(back) Subject: corrections and addendum From: <ALamirande@aol.com> Date: Mon, 2 Apr 2001 21:03:33 EDT     --part1_33.12efe470.27fa7b65_boundary Content-Type: text/plain; charset=3D"US-ASCII" Content-Transfer-Encoding: 7bit   Corrections to my previous posting: The International Eucharistic Congress in Switzerland was held in 1960, = not 1954.   Alban Berg died in 1935, and thus would not have been available to compose = a cantata for the Nazis in 1938/39, even in the unlikely event that he were = so commissioned.   Many of the other leading German and Austrian composers went into exile, including Hindemith, Krenek, Korngold, Klemperer, and numerous others. = Not all were able to do so, however, and thus had to live out the War years = under a regime which they actually detested.
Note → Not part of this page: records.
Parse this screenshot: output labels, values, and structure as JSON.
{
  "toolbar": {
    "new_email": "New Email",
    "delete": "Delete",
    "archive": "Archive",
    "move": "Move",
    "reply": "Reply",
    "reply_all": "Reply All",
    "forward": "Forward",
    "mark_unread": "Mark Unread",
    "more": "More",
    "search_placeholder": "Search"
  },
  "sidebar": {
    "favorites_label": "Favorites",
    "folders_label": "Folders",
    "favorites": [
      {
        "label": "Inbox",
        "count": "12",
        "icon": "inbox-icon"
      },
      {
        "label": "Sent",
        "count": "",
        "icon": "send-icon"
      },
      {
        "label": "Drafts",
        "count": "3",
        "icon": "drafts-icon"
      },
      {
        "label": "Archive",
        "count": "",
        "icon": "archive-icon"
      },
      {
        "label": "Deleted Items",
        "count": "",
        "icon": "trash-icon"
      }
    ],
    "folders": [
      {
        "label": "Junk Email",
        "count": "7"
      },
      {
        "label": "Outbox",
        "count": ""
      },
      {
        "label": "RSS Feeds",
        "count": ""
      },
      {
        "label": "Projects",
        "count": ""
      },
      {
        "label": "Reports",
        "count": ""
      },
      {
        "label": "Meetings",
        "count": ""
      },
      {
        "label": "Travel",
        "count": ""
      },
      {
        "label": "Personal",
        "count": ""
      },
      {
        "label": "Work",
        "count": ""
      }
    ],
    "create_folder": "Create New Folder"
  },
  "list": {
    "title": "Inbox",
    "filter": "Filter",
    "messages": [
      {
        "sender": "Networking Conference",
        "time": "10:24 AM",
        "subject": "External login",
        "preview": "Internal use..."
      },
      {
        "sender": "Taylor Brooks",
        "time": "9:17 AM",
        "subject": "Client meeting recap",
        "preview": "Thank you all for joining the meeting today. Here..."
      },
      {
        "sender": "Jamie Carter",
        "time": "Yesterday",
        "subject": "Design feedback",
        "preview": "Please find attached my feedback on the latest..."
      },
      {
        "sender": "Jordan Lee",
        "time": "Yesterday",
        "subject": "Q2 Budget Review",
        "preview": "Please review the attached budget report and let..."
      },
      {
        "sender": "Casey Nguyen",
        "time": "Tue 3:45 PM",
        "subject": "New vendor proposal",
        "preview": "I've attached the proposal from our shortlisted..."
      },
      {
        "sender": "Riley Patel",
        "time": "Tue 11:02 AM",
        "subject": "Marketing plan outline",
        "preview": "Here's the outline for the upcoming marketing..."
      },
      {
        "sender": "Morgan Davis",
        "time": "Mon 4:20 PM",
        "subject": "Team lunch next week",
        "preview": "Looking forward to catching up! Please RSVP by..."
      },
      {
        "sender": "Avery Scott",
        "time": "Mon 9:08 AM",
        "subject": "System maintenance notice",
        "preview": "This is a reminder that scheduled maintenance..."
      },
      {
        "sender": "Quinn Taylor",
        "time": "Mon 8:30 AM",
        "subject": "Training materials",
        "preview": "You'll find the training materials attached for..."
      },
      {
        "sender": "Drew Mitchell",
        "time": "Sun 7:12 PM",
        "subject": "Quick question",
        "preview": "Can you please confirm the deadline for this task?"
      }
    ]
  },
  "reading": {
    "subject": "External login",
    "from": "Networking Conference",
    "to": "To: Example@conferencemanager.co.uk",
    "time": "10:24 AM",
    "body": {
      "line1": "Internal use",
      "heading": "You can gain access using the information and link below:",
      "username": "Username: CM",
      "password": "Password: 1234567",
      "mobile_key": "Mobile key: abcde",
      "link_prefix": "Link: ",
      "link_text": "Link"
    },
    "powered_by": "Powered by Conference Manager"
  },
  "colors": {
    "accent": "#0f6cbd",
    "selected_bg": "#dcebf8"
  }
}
I think that could be said of the highly cultivated Carl Orff --- two of whose lesser-known works are soon = to be performed at Lincoln Center, New York.   Arthur LaMirande   --part1_33.12efe470.27fa7b65_boundary Content-Type: text/html; charset=3D"US-ASCII" Content-Transfer-Encoding: 7bit   <HTML><FONT FACE=3Darial,helvetica><FONT SIZE=3D2>Corrections to my = previous posting: <BR>The International Eucharistic Congress in Switzerland was held in = 1960, not <BR>1954. <BR> <BR>Alban Berg died in 1935, and thus would not have been available to = compose a <BR>cantata for the Nazis in 1938/39, even in the unlikely event that he = were so <BR>commissioned. <BR> <BR>Many of the other leading German and Austrian composers went into = exile, <BR>including Hindemith, Krenek, Korngold, Klemperer, and numerous others. = &nbsp;Not <BR>all were able to do so, however, and thus had to live out the War = years under <BR>a regime which they actually detested. &nbsp;I think that could be = said of the <BR>highly cultivated Carl Orff --- two of whose lesser-known works are = soon to <BR>be performed at Lincoln Center, New York. <BR> <BR>Arthur LaMirande</FONT></HTML>   --part1_33.12efe470.27fa7b65_boundary--